◆ **Prompt**
Read through the data and count the lines that contain the string "DirectionalLight"; give only the result.
.....
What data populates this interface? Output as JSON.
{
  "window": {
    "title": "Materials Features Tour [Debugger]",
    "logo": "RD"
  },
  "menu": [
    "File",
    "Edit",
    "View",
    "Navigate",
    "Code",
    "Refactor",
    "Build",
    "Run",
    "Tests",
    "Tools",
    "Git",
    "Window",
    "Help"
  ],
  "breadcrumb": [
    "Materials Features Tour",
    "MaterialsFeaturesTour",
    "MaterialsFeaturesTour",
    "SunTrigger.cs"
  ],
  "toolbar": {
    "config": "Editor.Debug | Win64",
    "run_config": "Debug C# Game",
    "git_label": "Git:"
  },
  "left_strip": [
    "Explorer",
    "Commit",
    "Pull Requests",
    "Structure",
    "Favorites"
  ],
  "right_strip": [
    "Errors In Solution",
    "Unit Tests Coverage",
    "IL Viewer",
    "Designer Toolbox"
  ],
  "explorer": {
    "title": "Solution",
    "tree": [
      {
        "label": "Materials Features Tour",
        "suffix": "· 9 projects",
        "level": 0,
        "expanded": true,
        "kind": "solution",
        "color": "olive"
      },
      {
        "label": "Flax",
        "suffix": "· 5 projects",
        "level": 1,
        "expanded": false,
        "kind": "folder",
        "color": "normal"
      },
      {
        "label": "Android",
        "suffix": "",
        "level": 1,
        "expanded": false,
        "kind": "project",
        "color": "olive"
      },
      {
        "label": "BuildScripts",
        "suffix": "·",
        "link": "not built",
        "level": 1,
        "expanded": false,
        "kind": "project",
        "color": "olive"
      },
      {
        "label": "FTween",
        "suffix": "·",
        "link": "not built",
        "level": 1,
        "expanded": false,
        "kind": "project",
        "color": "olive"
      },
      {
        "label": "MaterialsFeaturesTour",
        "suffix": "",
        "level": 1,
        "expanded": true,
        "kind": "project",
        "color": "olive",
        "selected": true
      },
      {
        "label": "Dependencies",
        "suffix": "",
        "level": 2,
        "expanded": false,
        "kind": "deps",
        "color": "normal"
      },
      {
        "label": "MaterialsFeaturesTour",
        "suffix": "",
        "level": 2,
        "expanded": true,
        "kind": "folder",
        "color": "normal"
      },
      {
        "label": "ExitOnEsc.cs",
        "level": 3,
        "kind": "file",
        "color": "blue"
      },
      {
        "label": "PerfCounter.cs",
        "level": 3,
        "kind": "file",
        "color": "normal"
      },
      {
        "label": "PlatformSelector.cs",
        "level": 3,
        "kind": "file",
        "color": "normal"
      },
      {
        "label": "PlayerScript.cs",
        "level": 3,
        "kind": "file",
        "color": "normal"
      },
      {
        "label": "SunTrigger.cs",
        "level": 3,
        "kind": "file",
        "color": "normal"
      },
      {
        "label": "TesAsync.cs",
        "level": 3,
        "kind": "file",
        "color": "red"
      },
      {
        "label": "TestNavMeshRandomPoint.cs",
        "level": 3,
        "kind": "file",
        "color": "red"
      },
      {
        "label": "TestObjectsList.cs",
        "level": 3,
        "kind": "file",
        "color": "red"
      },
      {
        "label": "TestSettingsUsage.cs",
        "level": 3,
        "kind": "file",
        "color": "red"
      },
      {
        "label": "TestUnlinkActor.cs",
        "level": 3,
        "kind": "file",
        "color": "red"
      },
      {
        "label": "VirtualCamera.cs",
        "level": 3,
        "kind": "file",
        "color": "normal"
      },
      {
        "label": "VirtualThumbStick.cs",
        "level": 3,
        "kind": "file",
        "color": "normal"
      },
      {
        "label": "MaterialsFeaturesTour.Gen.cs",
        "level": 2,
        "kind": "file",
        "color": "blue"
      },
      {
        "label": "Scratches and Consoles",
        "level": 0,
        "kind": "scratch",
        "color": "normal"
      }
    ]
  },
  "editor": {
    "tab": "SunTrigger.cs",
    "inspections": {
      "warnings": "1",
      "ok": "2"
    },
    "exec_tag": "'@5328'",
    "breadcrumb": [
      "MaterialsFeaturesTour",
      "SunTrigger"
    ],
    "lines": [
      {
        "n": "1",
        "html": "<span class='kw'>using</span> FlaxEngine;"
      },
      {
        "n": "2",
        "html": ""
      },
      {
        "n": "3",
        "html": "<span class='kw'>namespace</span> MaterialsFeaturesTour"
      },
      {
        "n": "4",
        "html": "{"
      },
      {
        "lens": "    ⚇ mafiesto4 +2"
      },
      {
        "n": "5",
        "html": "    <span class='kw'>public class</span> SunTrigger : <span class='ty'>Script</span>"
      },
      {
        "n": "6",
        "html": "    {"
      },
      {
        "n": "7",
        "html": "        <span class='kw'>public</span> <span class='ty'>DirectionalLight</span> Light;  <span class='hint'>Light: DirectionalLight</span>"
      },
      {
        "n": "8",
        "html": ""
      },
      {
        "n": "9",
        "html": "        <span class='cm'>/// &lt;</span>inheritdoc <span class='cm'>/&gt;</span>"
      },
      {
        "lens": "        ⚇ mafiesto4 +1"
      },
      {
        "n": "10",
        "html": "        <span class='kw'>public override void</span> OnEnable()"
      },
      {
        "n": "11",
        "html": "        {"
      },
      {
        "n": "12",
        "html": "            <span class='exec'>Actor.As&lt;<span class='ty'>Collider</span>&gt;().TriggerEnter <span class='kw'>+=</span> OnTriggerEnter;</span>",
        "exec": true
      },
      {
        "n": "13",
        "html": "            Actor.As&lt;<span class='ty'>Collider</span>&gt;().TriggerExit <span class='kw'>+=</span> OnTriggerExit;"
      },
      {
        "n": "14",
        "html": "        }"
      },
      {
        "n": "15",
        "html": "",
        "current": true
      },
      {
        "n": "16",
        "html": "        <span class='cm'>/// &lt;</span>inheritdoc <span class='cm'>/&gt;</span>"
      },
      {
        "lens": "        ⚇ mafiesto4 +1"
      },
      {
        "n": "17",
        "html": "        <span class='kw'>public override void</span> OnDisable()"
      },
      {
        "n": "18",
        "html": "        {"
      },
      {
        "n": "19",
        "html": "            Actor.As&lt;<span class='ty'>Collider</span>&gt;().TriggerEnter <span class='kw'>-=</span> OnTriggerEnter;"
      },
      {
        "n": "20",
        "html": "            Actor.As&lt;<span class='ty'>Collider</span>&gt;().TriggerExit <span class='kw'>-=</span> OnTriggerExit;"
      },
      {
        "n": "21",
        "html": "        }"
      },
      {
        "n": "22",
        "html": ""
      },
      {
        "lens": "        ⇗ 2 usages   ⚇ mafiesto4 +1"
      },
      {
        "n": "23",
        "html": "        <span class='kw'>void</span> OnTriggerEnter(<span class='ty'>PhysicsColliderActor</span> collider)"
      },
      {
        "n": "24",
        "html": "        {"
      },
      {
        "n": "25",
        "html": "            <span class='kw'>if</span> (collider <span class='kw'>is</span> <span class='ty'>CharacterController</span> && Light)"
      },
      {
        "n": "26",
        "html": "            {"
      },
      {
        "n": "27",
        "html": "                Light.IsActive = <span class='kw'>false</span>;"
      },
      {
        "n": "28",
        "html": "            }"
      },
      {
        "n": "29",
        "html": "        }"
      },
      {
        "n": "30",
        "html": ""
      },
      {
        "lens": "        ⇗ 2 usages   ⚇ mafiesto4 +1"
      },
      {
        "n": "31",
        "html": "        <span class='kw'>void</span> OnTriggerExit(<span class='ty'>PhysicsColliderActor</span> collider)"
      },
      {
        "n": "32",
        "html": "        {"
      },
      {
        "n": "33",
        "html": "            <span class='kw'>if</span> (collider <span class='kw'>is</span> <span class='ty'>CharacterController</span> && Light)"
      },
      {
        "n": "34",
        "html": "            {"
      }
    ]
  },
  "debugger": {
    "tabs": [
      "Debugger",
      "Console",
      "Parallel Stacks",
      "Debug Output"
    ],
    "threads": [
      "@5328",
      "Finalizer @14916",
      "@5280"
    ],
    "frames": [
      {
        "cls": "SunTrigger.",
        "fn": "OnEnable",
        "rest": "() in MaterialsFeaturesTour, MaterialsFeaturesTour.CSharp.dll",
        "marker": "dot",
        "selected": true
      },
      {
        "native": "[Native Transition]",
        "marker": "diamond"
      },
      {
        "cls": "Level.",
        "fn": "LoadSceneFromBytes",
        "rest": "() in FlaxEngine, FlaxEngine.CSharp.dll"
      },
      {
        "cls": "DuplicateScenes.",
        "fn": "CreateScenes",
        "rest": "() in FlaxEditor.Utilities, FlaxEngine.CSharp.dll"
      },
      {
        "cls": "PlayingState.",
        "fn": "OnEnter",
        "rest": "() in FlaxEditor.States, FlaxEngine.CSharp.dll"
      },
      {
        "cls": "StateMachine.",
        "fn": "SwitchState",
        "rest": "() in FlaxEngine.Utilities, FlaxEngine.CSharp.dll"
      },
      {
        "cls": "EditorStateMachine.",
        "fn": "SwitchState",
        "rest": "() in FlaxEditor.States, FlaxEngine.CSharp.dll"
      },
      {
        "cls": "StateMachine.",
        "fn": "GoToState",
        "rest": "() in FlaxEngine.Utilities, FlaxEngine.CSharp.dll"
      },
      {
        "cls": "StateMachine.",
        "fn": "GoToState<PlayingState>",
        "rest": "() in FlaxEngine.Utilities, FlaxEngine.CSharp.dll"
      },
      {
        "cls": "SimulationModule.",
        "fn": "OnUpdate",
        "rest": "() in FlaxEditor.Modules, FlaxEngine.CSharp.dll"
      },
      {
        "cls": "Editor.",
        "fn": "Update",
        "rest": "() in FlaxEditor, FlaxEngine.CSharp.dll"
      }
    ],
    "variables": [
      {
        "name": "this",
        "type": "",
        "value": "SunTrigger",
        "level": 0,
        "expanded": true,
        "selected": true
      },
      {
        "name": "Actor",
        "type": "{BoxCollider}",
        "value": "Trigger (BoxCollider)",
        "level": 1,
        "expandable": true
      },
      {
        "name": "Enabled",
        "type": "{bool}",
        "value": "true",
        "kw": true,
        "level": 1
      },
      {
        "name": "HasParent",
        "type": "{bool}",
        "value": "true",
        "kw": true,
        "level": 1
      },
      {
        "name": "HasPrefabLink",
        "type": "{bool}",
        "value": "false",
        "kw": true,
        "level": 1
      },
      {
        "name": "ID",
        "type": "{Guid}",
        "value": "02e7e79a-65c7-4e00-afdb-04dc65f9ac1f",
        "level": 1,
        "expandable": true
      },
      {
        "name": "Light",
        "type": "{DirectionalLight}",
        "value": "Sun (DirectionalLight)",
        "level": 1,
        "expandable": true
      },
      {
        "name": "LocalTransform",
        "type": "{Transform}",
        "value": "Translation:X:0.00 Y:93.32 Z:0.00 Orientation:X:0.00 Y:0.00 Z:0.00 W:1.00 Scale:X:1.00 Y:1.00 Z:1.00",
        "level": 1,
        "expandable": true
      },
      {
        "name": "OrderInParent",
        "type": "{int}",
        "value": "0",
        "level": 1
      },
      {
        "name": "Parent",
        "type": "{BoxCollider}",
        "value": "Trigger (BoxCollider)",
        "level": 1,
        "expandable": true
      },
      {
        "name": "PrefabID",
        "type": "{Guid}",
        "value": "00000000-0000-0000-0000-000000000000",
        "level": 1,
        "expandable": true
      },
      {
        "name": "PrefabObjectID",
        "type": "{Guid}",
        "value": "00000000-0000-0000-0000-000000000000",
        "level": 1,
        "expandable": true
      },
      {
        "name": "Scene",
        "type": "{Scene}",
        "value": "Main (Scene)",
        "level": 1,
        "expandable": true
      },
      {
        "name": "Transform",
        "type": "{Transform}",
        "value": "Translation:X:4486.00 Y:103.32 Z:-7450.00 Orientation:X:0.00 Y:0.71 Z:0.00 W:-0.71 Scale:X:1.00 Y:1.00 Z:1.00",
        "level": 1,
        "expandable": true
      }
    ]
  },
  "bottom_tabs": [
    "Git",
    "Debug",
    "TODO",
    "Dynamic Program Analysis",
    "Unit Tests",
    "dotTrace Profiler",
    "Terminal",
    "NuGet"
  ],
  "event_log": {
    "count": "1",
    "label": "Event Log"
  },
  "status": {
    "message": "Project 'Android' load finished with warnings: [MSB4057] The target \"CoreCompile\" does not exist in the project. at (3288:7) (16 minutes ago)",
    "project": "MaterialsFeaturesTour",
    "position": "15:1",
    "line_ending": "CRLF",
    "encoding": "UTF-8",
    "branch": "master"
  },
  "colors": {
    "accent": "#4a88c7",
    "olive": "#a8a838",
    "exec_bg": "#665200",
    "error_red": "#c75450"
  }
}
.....
◆ **Result for this task**
3